tells the story of the sinking of the SS Central America, a side-wheel steamer carrying nearly six hundred passengers returning from the California Gold Rush, two hundred miles off the Carolina coast in September 1857. Over four hundred lives and twenty-one tons of California gold were lost. It was the worst peacetime disaster at sea in American history, a tragedy that remained lost in legend for over a century.
In the 1980s, a young engineer from Ohio set out to do what no one, not even the U.S. Navy, had been able to do: establish a working presence on the deep ocean floor and open it to science, archaeology, history, medicine, and recovery. The SS Central America became the target of his project.
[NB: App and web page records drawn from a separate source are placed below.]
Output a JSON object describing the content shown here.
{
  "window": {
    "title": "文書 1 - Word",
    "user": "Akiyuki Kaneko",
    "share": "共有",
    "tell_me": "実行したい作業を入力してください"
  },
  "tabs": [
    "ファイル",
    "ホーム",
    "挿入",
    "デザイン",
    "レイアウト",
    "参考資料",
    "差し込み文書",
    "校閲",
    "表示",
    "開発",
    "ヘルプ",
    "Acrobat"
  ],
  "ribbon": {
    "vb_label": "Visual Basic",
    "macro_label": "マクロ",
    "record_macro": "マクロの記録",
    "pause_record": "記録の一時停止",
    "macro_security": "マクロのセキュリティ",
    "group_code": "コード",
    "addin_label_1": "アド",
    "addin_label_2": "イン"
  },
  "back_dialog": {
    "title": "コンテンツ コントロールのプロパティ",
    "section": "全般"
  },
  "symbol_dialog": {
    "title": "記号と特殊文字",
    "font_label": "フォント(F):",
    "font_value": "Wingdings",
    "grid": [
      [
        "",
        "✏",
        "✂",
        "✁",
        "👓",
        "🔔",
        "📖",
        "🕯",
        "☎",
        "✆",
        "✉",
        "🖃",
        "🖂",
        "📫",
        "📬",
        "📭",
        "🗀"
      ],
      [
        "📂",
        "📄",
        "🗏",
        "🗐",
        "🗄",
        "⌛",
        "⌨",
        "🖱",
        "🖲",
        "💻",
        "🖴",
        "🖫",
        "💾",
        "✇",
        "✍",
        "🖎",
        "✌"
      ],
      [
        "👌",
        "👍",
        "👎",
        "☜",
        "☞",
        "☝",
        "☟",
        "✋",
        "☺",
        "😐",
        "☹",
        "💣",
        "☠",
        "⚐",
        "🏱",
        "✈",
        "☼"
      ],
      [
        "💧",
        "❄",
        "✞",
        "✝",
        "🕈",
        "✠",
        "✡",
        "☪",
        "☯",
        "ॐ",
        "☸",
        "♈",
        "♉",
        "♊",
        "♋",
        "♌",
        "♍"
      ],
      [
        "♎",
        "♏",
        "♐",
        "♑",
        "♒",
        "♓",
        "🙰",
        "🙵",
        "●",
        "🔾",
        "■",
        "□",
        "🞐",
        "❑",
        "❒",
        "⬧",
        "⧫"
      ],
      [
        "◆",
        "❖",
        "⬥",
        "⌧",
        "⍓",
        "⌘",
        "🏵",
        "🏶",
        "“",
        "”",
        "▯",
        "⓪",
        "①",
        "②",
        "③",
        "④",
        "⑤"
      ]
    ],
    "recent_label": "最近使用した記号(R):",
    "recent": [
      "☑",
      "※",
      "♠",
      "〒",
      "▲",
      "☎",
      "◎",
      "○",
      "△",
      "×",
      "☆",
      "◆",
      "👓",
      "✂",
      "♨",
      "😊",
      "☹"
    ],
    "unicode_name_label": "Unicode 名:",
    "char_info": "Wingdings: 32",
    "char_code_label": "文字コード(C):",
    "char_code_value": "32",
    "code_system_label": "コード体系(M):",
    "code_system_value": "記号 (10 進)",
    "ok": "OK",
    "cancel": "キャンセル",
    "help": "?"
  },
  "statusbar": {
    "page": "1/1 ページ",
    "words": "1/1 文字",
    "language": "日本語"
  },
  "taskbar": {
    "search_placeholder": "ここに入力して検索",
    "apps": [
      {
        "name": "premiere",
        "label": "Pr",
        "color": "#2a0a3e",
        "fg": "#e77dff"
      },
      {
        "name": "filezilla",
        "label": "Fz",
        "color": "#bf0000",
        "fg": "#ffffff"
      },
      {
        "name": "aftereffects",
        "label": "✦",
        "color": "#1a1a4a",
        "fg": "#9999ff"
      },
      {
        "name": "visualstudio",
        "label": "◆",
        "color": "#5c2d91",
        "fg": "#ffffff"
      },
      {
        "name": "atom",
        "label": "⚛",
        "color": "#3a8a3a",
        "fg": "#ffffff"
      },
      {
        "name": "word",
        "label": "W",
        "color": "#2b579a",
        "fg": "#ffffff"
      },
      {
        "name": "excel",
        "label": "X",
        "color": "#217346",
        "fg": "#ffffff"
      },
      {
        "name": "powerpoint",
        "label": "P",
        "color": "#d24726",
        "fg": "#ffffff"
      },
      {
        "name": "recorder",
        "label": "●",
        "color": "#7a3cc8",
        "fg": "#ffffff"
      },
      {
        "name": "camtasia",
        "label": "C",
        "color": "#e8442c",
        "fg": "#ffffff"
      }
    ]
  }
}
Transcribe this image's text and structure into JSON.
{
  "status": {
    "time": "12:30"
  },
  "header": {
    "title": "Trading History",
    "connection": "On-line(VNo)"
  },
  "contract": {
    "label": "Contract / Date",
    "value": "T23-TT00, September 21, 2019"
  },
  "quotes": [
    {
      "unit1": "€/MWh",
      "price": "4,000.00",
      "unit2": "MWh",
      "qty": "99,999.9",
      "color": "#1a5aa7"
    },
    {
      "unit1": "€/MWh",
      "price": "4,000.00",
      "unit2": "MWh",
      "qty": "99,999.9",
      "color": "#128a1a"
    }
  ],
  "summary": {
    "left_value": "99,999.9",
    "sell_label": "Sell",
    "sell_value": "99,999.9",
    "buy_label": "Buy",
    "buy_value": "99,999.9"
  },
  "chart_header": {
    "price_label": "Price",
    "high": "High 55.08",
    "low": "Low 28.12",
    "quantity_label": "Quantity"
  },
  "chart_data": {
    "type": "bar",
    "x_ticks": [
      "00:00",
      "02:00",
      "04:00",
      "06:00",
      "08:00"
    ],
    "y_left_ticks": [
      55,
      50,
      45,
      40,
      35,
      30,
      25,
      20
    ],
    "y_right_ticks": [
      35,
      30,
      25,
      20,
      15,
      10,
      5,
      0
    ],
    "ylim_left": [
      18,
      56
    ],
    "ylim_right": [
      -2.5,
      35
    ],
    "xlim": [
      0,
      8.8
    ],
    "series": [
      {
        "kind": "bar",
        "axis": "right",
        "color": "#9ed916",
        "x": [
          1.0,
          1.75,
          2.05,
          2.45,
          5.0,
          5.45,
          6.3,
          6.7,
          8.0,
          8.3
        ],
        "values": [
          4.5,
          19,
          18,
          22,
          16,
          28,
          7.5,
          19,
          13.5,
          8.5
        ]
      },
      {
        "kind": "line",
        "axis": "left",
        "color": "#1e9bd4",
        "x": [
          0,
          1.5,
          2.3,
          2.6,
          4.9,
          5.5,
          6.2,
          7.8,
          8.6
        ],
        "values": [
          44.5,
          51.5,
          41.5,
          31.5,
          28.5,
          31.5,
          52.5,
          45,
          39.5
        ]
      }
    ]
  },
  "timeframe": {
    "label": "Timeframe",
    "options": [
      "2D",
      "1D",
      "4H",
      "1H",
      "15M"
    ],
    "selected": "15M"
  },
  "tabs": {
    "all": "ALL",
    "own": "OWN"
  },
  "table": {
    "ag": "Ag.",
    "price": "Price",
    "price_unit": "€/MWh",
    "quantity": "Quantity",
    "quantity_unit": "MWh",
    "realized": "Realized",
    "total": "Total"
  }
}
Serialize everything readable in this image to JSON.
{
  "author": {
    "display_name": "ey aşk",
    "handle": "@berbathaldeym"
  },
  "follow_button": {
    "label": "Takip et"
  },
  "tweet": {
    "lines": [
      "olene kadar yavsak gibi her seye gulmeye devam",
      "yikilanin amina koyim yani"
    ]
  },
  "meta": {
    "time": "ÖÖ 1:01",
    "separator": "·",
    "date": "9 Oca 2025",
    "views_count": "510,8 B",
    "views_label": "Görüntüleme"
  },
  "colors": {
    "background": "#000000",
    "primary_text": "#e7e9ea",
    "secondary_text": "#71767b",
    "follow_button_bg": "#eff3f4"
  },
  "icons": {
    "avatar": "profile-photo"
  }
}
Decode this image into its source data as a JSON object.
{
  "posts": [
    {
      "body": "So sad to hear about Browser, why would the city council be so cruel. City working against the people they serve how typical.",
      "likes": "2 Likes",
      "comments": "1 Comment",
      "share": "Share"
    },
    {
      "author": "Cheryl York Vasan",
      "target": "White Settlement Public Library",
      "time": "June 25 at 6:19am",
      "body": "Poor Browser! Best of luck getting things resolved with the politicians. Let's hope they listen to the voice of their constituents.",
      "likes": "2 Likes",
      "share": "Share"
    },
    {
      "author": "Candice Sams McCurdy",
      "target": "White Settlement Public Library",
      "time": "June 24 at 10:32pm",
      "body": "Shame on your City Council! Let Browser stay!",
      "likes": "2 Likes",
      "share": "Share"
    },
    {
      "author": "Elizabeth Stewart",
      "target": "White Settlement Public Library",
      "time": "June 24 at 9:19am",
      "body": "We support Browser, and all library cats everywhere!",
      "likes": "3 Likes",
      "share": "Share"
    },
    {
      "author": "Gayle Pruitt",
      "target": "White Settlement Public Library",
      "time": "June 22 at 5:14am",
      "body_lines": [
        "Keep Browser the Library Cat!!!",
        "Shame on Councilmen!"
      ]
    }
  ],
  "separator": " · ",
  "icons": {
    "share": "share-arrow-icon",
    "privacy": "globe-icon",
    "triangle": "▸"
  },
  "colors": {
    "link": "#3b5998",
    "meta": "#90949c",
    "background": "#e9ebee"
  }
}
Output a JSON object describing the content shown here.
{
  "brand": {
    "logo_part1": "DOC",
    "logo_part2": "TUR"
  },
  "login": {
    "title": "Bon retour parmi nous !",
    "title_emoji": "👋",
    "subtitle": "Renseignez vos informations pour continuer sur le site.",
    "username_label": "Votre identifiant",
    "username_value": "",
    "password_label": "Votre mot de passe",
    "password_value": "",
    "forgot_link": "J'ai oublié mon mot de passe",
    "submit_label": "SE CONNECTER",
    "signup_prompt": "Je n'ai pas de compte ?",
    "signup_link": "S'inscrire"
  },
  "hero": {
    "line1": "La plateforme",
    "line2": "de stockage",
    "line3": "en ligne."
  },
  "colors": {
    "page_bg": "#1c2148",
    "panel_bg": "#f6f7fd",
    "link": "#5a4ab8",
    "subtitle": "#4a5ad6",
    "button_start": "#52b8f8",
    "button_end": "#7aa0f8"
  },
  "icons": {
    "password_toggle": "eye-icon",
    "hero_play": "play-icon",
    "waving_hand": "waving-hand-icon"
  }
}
After years of intensive efforts, Tommy Thompson and the Columbus-America Discovery Group found the Central America in eight thousand feet of water, and in October 1989 they sailed into Norfolk with her recovered treasure: gold coins, bars, nuggets, and dust, plus steamer trunks filled with period clothes, newspapers, books, journals, and even an intact cigar sealed under water for 130 years. Life
magazine called it "the greatest treasure ever found."
Gary Kinder tells an extraordinary tale of history, human drama, heroic rescue, scientific ingenuity, and individual courage. Ship of Gold in the Deep Blue Sea
is a testament to the human will to triumph over adversity. It is also a great American adventure story of the opening of Earth's last frontier.